According to the World Health Organization’s World Report on Vision, at least 2.2 billion people live with a vision impairment and for at least 1 billion of these, it could have been prevented or has yet to be addressed. Almost 90 per cent of blind or visually-impaired people live in low- and middle-income countries, where access to eye health care can be extremely limited.
Blindness doesn’t affect all people equally. It has the most devastating consequences on those already living in poverty. It affects more women and girls than men and boys.
Canada has a long history of international assistance. Operation Eyesight donors have expressed a desire to think globally and act locally by supporting a local organization dedicated to helping the people who need it the most in the world.

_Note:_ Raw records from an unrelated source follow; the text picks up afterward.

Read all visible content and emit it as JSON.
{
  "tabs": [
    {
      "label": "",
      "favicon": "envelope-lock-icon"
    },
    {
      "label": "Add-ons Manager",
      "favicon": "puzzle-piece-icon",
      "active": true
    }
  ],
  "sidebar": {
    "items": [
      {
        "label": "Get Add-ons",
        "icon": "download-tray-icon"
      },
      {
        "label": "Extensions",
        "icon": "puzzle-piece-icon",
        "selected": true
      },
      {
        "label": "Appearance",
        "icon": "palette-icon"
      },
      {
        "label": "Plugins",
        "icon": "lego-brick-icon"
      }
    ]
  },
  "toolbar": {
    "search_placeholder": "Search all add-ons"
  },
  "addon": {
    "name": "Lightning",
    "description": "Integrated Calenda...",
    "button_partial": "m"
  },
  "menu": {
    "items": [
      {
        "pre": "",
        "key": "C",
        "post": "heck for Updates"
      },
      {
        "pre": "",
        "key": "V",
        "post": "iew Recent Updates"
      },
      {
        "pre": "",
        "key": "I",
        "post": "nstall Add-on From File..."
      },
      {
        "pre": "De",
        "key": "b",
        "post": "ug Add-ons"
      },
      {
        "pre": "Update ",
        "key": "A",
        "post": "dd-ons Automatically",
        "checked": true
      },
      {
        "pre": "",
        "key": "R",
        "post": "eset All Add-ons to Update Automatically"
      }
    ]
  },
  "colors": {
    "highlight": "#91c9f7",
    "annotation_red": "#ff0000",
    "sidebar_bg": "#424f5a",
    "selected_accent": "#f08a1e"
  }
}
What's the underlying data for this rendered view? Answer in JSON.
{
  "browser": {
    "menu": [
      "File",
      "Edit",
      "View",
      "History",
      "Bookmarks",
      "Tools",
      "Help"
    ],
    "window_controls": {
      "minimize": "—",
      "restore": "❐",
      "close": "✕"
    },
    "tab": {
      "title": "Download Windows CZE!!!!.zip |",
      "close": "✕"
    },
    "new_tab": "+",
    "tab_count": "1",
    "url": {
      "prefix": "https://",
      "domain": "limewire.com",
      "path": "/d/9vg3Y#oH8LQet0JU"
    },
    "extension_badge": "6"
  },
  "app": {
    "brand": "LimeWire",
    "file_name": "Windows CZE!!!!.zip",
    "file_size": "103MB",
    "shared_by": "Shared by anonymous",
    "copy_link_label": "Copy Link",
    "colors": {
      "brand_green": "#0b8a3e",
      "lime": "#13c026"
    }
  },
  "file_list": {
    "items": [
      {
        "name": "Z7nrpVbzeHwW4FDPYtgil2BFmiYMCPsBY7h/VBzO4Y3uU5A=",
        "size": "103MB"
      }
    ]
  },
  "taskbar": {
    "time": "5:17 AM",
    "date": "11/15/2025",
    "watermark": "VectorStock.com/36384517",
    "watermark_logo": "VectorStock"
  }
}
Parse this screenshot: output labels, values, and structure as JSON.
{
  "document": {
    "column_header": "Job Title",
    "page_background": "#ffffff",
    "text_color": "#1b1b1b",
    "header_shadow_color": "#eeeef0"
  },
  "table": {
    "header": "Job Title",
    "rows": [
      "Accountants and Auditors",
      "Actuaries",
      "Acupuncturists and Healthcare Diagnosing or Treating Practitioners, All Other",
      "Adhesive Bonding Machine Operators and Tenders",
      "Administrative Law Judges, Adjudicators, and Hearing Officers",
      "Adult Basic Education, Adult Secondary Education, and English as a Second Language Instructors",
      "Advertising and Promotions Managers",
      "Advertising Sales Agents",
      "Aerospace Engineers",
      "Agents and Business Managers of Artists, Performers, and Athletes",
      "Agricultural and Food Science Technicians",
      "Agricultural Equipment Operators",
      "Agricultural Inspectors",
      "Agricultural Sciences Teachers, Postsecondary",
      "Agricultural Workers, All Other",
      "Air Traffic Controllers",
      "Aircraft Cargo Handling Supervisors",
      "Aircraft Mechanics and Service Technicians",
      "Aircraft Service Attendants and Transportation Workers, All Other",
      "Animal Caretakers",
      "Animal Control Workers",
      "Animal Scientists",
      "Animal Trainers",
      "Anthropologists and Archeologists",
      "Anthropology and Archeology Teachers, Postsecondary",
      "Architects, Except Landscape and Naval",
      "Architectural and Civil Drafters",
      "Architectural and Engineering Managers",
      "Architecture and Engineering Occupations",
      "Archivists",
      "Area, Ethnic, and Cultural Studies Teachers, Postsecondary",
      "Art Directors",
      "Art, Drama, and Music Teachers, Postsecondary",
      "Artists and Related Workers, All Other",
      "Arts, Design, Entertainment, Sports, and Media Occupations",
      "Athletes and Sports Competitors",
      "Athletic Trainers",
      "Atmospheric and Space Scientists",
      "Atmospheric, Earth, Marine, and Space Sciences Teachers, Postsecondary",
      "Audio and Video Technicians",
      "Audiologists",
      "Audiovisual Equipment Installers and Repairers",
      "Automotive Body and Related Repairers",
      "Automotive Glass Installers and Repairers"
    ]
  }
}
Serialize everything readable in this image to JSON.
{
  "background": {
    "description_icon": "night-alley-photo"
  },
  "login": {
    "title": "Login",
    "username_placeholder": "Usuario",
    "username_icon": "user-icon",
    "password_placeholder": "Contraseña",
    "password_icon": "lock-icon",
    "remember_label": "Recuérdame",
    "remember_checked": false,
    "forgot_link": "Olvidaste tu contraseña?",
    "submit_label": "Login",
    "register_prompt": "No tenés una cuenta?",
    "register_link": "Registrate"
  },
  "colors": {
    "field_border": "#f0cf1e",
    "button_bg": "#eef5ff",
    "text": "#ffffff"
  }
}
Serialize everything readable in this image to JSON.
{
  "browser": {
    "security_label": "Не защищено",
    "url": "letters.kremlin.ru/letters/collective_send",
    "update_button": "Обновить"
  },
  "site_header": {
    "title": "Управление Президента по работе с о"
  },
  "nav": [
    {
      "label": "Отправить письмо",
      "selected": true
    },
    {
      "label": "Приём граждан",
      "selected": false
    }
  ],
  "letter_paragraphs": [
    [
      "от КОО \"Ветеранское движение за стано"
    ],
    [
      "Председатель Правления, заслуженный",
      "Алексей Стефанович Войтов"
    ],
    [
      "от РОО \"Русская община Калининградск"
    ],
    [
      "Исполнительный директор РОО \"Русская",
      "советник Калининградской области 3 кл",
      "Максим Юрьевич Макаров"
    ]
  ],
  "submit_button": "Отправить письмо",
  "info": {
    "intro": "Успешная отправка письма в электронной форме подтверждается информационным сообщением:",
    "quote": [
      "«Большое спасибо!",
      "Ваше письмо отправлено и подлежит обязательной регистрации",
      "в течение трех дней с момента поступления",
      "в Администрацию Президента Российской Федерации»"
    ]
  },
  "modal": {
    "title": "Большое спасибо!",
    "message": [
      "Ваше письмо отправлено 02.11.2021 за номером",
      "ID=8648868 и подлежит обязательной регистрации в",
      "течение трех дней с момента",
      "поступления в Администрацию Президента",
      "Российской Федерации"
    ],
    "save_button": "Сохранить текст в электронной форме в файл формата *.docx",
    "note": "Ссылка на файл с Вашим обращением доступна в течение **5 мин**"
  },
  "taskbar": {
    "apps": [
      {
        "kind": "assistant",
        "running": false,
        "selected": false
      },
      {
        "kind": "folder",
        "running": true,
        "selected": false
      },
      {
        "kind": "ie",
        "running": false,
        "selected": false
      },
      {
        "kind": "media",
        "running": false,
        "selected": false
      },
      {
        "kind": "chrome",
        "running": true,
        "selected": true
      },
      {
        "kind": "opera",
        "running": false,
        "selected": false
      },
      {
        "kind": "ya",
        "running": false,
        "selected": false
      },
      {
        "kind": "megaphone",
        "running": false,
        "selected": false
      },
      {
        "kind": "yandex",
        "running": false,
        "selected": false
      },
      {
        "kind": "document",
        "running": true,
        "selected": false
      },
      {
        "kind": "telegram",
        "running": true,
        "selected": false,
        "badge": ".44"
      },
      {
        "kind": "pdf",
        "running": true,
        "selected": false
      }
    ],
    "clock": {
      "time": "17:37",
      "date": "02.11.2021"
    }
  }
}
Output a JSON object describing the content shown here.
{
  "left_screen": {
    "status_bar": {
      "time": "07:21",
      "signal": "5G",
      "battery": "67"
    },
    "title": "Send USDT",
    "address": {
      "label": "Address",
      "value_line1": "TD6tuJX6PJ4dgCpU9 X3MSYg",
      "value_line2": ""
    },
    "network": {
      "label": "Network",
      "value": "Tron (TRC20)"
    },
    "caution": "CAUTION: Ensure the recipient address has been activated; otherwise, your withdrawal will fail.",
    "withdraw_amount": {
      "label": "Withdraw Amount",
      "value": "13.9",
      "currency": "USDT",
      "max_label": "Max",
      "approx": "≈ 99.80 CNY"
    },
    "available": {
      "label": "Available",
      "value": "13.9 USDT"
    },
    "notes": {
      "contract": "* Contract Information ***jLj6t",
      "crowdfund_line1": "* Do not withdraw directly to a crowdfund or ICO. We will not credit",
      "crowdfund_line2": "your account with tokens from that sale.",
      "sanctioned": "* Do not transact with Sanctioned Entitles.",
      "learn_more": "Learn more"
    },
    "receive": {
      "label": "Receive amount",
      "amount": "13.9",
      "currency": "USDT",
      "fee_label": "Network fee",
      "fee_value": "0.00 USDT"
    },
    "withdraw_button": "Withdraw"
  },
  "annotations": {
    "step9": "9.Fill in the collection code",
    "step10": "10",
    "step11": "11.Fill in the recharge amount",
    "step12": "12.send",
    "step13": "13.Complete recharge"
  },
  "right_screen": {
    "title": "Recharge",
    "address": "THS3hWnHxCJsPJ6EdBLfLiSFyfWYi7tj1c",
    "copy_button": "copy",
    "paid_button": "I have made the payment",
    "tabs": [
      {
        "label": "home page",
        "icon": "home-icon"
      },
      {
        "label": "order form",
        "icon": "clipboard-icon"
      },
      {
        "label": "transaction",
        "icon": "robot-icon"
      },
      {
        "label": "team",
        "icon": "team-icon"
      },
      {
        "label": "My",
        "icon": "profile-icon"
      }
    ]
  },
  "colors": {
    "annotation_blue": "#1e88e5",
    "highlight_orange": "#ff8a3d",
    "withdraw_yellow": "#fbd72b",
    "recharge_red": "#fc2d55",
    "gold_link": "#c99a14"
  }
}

“We as Canadians tend to see ourselves as global citizens,” says Aly Bandali, president and CEO of Operation Eyesight. “We wear a Canadian flag patch on our backpacks when we’re travelling, because we’re proud of this reputation and we feel welcomed when people in other countries recognize us as Canadians.”
For the last two years in a row, Operation Eyesight has been recognized as one of Charity Intelligence Canada’s Top 10 Impact Charities and the organization was also included in the new Top 10 International Impact Charities category. Operation Eyesight was the only Calgary-based charity to be singled out for their high-impact overseas programs.
While Operation Eyesight has donors across Canada and throughout the world, community engagement within Calgary has been key to the success of the organization. In October of last year, Operation Eyesight celebrated World Sight Day as staff and a group of volunteers from Ovintiv took to the streets on Stephen Avenue Walk to encourage Calgarians to prioritize their eye health. They will be holding their biggest awareness event yet, Sight Is Life, at the Bow Tower on May 11.
Operation Eyesight’s donors make it possible for their programs to reach the people who need it the most, in some of the poorest remote communities in developing countries. These programs change lives in so many ways beyond restoring sight and preventing blindness. When people can work, they have a chance to break the cycle of poverty and maintain their independence. Women and girls are given equal access to many opportunities, empowering them to pursue education and employment. Communities are provided with clean water and sanitation to reduce the spread of blinding bacterial diseases, allowing the community to thrive.
“By restoring sight, we create opportunities for our beneficiaries to pursue a brighter future for themselves, their families and all those around them,” says Bandali.
For more information on this Calgary-based organization, visit operationeyesight.com.